The highlight of the night for Logano was having Andretti on stage to introduce him.

“He’s just been a great role model for me, not only as a racer, but as a person for so long,” Logano said afterward. “I had his picture on my wall. I looked at Mario Andretti before I went to sleep every night as a kid. I thought it was the coolest thing that he signed it to me.”

NASCAR Awards and Champion Celebration
Cup champion Joey Logano on stage with racing icon Mario Andretti during the NASCAR Awards in Nashville, Tennessee. (Photo by Sean Gardner/Getty Images)

Logano and Andretti have gotten to know each other through the years. Logano ran a throwback car that honored Andretti at Darlington Raceway in 2015 and 2021.

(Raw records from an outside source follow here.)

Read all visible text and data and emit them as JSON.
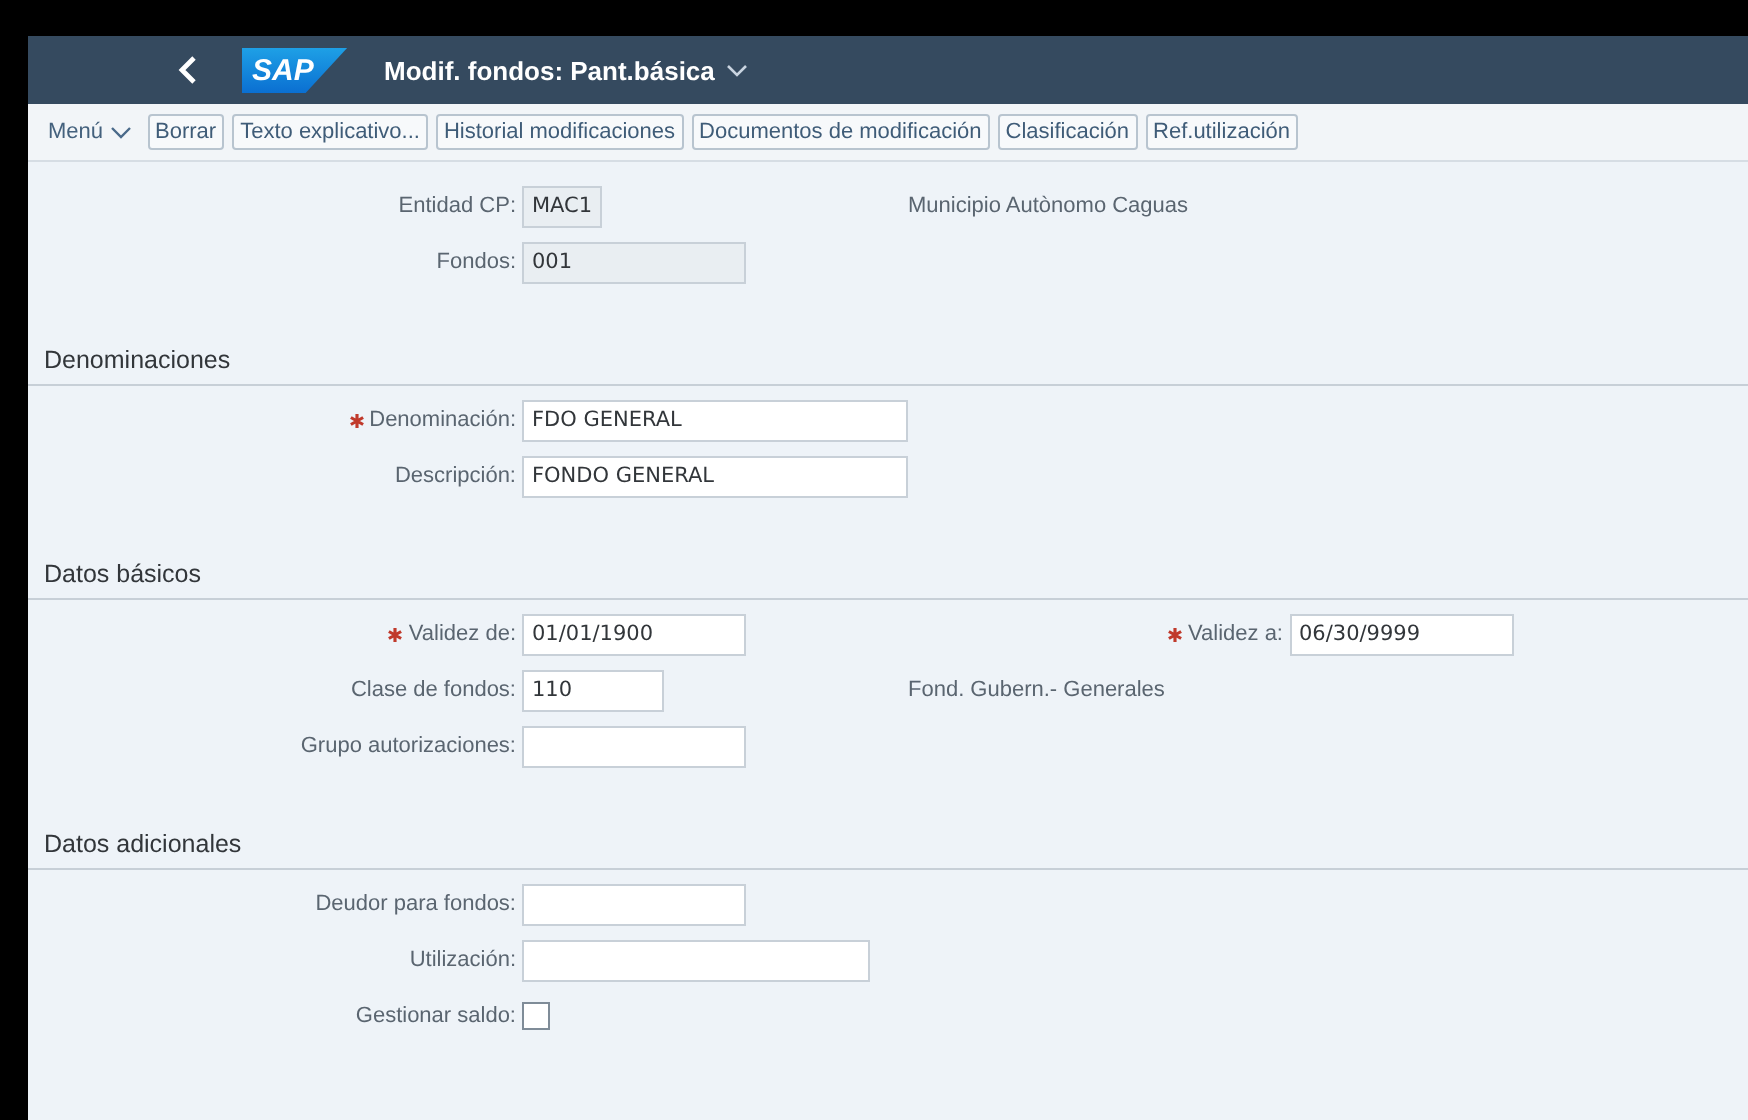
{
  "header": {
    "logo": "SAP",
    "title": "Modif. fondos: Pant.básica"
  },
  "toolbar": {
    "menu": "Menú",
    "buttons": [
      "Borrar",
      "Texto explicativo...",
      "Historial modificaciones",
      "Documentos de modificación",
      "Clasificación",
      "Ref.utilización"
    ]
  },
  "sections": [
    {
      "rows": [
        {
          "kind": "field",
          "label": "Entidad CP:",
          "value": "MAC1",
          "readonly": true,
          "required": false,
          "note": "Municipio Autònomo Caguas"
        },
        {
          "kind": "field",
          "label": "Fondos:",
          "value": "001",
          "readonly": true,
          "required": false
        }
      ]
    },
    {
      "title": "Denominaciones",
      "rows": [
        {
          "kind": "field",
          "label": "Denominación:",
          "value": "FDO GENERAL",
          "readonly": false,
          "required": true
        },
        {
          "kind": "field",
          "label": "Descripción:",
          "value": "FONDO GENERAL",
          "readonly": false,
          "required": false
        }
      ]
    },
    {
      "title": "Datos básicos",
      "rows": [
        {
          "kind": "field",
          "label": "Validez de:",
          "value": "01/01/1900",
          "readonly": false,
          "required": true,
          "second": {
            "label": "Validez a:",
            "value": "06/30/9999",
            "required": true
          }
        },
        {
          "kind": "field",
          "label": "Clase de fondos:",
          "value": "110",
          "readonly": false,
          "required": false,
          "note": "Fond. Gubern.- Generales"
        },
        {
          "kind": "field",
          "label": "Grupo autorizaciones:",
          "readonly": false,
          "required": false
        }
      ]
    },
    {
      "title": "Datos adicionales",
      "rows": [
        {
          "kind": "field",
          "label": "Deudor para fondos:",
          "readonly": false,
          "required": false
        },
        {
          "kind": "field",
          "label": "Utilización:",
          "readonly": false,
          "required": false
        },
        {
          "kind": "checkbox",
          "label": "Gestionar saldo:",
          "checked": false
        }
      ]
    }
  ]
}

But none of that compared to being on stage with Andretti.

“That’s still like a pinch-me moment,” Logano said. “It’s Mario Andretti. He’s the man. The fact that he knows my name I think is really, really cool.”

Catch the NASCAR Awards at 8 p.m. ET Saturday on Peacock

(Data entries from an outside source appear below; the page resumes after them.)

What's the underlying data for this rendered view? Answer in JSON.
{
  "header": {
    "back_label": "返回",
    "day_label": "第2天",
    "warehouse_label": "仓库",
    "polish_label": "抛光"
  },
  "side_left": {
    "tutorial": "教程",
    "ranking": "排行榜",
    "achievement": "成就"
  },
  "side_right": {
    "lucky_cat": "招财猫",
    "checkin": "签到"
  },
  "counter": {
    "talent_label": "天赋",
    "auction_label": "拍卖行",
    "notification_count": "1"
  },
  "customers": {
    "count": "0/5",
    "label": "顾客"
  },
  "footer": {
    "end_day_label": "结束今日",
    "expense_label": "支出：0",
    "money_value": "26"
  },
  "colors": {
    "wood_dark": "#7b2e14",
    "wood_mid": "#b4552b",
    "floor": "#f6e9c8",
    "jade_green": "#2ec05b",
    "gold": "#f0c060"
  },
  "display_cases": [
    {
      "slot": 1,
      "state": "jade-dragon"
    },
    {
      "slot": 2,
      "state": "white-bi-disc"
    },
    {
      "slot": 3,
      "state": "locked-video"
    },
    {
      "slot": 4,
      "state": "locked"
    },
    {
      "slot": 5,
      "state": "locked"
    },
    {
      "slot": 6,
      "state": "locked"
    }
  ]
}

Sport shows support for Gibbs family at NASCAR Awards

0 Comments

NASHVILLE, Tenn. — The NASCAR community showed its support Thursday at the NASCAR Awards for the Gibbs family, grieving the death of Coy Gibbs on Nov. 6. 

During his interview on stage, car owner Joe Gibbs thanked the NASCAR industry for its support. (The NASCAR Awards show airs at 8 p.m. ET Saturday on Peacock).

Coy Gibbs, son of Joe Gibbs and father of Xfinity champion Ty Gibbs, died hours after seeing Ty Gibbs win the series title last month at Phoenix Raceway. Coy Gibbs, 49, was the vice chairman and chief operating officer at Joe Gibbs Racing.

Steve O’Donnell, NASCAR chief operating officer, introduced Ty Gibbs at the NASCAR Awards and noted that “everyone gathered tonight is all a part of the NASCAR family, and I know I speak for everyone that the entire NASCAR family is 100% percent behind this young man.”

Ty Gibbs received a standing ovation.

“Thank you,” he told the crowd, “that means a lot.”

Ty Gibbs spoke for less than a minute, thanking his team, sponsors, fans and the NASCAR community.

He closed his speech by saying “And thanks to my family. I love you. I hope everybody has a great offseason. Enjoy it. Thank you for all the support. Thank you for all the claps. I really appreciate it.”

Ty Gibbs spoke to the media earlier Thursday. Asked how he was doing, he said: “I’ve been doing good. Thank you for asking and definitely appreciate you guys. We’ve been doing good, doing a lot of stuff this week. … It’s been fun to experience this stuff.”

Asked about Joe Gibbs addressing the organization after Coy’s death, Ty Gibbs politely said: “For right now, I’m not going to touch on any of that subject at all. I’m just going to stick with all the racing questions and go from there.”

Cup champion Joey Logano said he spent time with 20-year-old Ty Gibbs on Wednesday at the champion’s dinner.

Logano said he told Ty Gibbs that “we’re here for you. You need something reach out.”